"""

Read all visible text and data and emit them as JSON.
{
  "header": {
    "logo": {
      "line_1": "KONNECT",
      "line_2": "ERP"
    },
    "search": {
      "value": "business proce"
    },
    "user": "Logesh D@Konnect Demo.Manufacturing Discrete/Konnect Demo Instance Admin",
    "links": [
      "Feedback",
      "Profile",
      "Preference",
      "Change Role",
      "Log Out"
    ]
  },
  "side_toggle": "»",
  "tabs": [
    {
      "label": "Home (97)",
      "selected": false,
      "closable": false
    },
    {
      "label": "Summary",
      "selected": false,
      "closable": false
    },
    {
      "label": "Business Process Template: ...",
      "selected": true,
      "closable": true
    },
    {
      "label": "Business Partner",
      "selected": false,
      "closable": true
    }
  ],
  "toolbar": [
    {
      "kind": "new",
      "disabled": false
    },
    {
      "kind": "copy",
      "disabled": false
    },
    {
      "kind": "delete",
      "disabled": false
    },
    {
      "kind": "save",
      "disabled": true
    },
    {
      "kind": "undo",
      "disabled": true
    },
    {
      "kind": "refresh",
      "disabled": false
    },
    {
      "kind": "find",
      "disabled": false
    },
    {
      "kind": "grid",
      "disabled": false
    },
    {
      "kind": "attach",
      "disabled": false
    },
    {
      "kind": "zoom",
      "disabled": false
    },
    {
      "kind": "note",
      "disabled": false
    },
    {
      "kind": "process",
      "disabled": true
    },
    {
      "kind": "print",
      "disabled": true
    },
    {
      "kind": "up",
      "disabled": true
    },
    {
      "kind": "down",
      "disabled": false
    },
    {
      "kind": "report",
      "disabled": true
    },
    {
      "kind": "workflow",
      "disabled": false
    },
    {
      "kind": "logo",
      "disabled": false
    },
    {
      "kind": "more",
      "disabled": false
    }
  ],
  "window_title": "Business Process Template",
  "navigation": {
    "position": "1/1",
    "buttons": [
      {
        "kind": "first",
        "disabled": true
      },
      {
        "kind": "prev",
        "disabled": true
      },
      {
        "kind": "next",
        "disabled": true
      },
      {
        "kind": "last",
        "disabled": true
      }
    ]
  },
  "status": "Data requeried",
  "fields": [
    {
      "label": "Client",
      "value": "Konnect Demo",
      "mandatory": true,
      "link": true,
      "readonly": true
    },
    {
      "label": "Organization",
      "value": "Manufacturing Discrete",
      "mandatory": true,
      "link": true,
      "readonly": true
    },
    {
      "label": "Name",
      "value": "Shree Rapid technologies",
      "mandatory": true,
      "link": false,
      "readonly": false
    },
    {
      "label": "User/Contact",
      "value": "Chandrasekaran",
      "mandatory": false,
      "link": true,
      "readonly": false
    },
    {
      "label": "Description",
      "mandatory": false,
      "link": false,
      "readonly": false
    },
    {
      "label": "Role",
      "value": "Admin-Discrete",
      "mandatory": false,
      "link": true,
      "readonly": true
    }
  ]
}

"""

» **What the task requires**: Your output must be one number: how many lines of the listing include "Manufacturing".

» **Solved problem**: 2